5. Ask for a guarantee. Many handymen will guarantee their work for up to one year. Ask about guarantees before you make a hiring decision, and of course, make sure the guarantee is in writing.

6. Inspect the work. Inspect the completed work before making payment. Make sure that everything has been done to your satisfaction and at the agreed upon price. Most handymen will be happy to explain the finished work because they want you to be satisfied.

Categories: Checklist, custom work, hanging pictures, hanging shelves, helpful tips, home maintenance, lights, organizing, painting, plumbing, repurposing, safety, work I do | Tags: , , , , , , , , | Leave a comment

tricks for your leftover treats

If you have leftover candy like we do and need to get it out of your sight to stop eating it (like I do), here’s a few suggestions.

Project Gratitude partners with locals dentists for Halloween Candy Buyback. You bring your candy to the dentist office and they send it to the troops. Most of them have offers in return for the candy too. What a sweet way to support our military!

http://www.halloweencandybuyback.com/

http://www.operationgratitude.com/

Operation Shoebox also collects items to send to our military troops all year round, keep them in mind this upcoming holiday season too!

http://operationshoebox.com/

If you do want to keep some around freezing will help keep longer. There are plenty of recipe idea all over the internet, of course. I am conscientiously avoiding those myself!!

Categories: helpful tips, holiday tips, repurposing, Uncategorized | Tags: , , , , , , , , , , , | Leave a comment

sometimes….

I get to turn an old neglected fish pond into a planter.

filled w/ potting soil

filled w/ potting soil

Now with plants

Now with plants

Posted with WordPress for BlackBerry.

Categories: gardening, outdoors, repurposing, work I do | Tags: , , , , , | Leave a comment

Handy way to reuse corks

I was finding it very hard to get the patio table clean under the glass and around the rim, and it was bothering me. Since there is an umbrella in the middle it’s not convenient to take the glass off, so I came up with a great trick last week to make it easier.

It’s best if you can use 2 people to lift one side at a time, but it can be done with just one person also. Simply raise the edge of the glass top and place wine corks in between to keep it raised.
Now you have easy access to hose, wipe, brush, blow….whatever your preferred method of cleaning!
If you hose it off like I do the corks are great to leave in place while everything dries. Simple.
Happy patio dining! 🙂

Posted with WordPress for BlackBerry.

Categories: DIY tips, helpful tips, home maintenance, outdoors, repurposing | Tags: , , , , , , , | Leave a comment

Helpful tips

Every few months or so take the drain stoppers from the kitchen sink and toss them in the dishwasher when you run it. Does a great job cleaning the buildup especially from the bottom where it can get pretty gross!
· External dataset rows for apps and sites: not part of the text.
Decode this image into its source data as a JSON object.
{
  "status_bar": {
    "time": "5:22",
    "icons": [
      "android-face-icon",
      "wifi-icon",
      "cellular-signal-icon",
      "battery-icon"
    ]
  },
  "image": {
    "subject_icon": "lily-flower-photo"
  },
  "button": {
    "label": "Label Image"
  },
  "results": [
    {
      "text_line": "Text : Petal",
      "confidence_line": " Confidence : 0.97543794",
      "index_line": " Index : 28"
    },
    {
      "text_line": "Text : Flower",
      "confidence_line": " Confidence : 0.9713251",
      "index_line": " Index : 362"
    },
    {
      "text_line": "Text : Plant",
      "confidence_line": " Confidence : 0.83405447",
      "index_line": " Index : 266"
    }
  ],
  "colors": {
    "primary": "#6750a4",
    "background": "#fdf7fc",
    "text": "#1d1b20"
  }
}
Saw this on Pinterest – use coffee filters to cover drain holes in planters! Wish I had seen that tip before I already finished all my spring re potting! Such a great idea!

Picnic-BBQ idea: place persihable foods like dips, condiments, cheese and meat trays, sandwich trays etc on top of ice in shallow pans or plastic bins to keep fresh and safe during a party.  Don’t open and pour the ice, lay whole bag into a large shallow bins, like the ones used to store items under the bed.. Cover the ice with a dish towel then set trays of food on top! Keep covered from bugs and you will have a stress free picnic buffet!!
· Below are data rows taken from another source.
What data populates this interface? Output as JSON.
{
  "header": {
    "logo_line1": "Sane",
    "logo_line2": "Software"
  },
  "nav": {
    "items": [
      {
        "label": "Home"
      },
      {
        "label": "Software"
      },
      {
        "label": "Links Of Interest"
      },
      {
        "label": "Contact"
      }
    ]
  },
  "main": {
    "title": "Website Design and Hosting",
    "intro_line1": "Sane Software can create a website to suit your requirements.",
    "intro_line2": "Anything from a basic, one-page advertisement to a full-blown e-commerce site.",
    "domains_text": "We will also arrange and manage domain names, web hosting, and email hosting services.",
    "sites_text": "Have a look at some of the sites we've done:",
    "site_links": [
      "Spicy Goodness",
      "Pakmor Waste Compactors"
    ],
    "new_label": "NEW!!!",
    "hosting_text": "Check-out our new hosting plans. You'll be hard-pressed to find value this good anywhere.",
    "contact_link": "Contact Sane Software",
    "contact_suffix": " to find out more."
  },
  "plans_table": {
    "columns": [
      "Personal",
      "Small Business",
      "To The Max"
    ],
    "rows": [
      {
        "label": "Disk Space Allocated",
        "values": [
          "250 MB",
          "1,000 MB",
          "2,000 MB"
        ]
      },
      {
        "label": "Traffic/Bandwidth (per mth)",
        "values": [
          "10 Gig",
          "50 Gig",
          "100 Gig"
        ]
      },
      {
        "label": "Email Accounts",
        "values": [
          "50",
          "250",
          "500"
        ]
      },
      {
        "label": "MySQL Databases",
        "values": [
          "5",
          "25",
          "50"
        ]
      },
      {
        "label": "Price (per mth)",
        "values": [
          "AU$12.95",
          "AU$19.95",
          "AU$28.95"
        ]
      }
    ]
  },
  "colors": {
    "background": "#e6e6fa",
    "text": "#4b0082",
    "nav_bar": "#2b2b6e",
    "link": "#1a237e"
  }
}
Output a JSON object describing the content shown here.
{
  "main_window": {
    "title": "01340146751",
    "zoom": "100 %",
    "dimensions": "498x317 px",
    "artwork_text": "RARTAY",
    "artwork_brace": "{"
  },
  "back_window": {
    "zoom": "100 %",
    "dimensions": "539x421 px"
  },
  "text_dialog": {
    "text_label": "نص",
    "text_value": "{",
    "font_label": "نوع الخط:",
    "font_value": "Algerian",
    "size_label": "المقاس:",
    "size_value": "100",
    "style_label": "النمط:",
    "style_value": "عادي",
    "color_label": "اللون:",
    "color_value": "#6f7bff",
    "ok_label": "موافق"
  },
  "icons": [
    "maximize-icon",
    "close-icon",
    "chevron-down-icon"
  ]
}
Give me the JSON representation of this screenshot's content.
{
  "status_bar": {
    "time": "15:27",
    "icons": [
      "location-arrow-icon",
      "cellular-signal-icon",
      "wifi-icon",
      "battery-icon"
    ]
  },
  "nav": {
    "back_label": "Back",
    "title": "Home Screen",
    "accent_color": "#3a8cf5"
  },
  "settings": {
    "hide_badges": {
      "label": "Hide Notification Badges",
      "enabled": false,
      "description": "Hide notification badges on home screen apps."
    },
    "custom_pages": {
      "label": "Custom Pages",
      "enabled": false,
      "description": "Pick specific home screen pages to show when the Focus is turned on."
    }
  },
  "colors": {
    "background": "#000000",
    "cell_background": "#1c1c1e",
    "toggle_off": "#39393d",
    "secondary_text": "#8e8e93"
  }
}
Categories: cleaning, DIY tips, gardening, helpful tips, home maintenance, kitchen sink, organizing, outdoors, repurposing, storage, Uncategorized | Tags: , , , , , , , , | Leave a comment

50 All-Time Favorite New Uses for Old Things | Real Simple
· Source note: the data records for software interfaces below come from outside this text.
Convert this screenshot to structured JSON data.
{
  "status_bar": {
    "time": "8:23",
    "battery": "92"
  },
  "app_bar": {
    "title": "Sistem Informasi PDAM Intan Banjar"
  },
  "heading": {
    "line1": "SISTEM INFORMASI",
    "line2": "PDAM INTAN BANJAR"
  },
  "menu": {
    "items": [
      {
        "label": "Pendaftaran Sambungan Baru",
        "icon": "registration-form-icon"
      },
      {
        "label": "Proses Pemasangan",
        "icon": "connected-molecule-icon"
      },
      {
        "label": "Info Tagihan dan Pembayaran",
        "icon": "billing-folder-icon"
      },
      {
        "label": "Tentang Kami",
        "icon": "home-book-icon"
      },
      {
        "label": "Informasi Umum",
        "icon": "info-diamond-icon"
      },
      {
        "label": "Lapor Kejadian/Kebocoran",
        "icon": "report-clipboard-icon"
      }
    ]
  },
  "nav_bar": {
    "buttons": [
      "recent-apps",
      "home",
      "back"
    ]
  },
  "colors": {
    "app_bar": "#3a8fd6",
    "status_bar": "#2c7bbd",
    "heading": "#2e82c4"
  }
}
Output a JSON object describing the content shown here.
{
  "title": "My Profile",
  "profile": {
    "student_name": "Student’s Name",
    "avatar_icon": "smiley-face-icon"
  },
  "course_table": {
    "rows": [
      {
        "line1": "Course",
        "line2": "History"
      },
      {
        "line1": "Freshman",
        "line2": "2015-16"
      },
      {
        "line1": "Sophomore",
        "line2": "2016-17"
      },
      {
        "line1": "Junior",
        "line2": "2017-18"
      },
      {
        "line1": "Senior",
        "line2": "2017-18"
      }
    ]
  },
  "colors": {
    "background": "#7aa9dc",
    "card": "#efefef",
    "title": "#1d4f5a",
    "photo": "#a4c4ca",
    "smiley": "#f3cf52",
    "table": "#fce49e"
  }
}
This is a fun list. I don’t agree with all of them, but enough of them to be worth sharing.

Personally, I would use caution using real popcorn for shipping protection unless it is a fast trip and the contents protected, it has a big risk of attracting pests, rot etc.

I LOVE the colander for ice serving, and the life savers tip is awesome!

50 All-Time Favorite New Uses for Old Things | Real Simple.

Categories: cleaning, decorating, DIY tips, helpful tips, organizing, repurposing, storage | Tags: , , | 1 Comment

Blog at WordPress.com.

%d bloggers like this: